◆ What you need to do ◆
Your answer should consist of the lines in the following data that contain "tiktok".

◆ Entries taken from a collection ◆
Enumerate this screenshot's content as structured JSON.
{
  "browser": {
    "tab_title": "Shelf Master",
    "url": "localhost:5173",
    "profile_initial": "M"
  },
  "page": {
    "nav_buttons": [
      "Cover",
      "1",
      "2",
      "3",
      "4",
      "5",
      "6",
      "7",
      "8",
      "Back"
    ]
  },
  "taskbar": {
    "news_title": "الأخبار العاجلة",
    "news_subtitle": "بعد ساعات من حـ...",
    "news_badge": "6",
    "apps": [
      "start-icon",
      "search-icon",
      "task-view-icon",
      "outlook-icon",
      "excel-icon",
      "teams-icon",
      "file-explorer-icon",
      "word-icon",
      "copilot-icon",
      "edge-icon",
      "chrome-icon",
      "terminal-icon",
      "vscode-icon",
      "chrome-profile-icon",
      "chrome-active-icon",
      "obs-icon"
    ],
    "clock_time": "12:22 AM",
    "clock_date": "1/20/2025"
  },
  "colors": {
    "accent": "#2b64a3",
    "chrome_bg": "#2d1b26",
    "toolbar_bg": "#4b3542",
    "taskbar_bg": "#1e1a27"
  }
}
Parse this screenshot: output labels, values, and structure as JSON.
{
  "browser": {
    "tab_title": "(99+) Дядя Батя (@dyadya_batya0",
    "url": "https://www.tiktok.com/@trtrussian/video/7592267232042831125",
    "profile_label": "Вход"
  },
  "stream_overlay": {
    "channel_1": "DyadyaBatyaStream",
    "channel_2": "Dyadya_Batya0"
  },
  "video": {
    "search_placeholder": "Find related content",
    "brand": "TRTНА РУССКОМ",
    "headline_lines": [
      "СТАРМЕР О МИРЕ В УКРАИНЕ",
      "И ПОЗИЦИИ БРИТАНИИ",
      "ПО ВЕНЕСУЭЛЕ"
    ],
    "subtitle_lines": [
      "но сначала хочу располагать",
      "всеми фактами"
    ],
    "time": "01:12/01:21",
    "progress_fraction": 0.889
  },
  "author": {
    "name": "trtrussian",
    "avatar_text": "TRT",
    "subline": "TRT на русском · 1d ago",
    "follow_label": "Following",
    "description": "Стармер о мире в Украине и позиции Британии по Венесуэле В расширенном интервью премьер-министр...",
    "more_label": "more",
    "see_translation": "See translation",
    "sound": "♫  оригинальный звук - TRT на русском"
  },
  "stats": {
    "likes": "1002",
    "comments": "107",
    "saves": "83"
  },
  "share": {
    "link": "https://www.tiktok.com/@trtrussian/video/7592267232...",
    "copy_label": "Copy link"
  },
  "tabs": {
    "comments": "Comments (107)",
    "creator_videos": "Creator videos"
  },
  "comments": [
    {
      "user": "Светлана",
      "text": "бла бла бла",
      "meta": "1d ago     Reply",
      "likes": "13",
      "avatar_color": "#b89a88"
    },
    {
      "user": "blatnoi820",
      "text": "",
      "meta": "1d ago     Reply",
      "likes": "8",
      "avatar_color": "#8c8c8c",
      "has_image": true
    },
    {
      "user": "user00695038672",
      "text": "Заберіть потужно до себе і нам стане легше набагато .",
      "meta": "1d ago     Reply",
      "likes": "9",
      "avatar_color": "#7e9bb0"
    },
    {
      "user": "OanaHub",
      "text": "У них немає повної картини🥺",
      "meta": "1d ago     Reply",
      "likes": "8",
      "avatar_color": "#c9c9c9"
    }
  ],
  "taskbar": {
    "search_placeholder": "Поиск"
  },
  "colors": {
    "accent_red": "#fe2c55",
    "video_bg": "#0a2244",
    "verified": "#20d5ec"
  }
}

◆ Written solution ◆
    "url": "https://www.tiktok.com/@trtrussian/video/7592267232042831125",
    "link": "https://www.tiktok.com/@trtrussian/video/7592267232...",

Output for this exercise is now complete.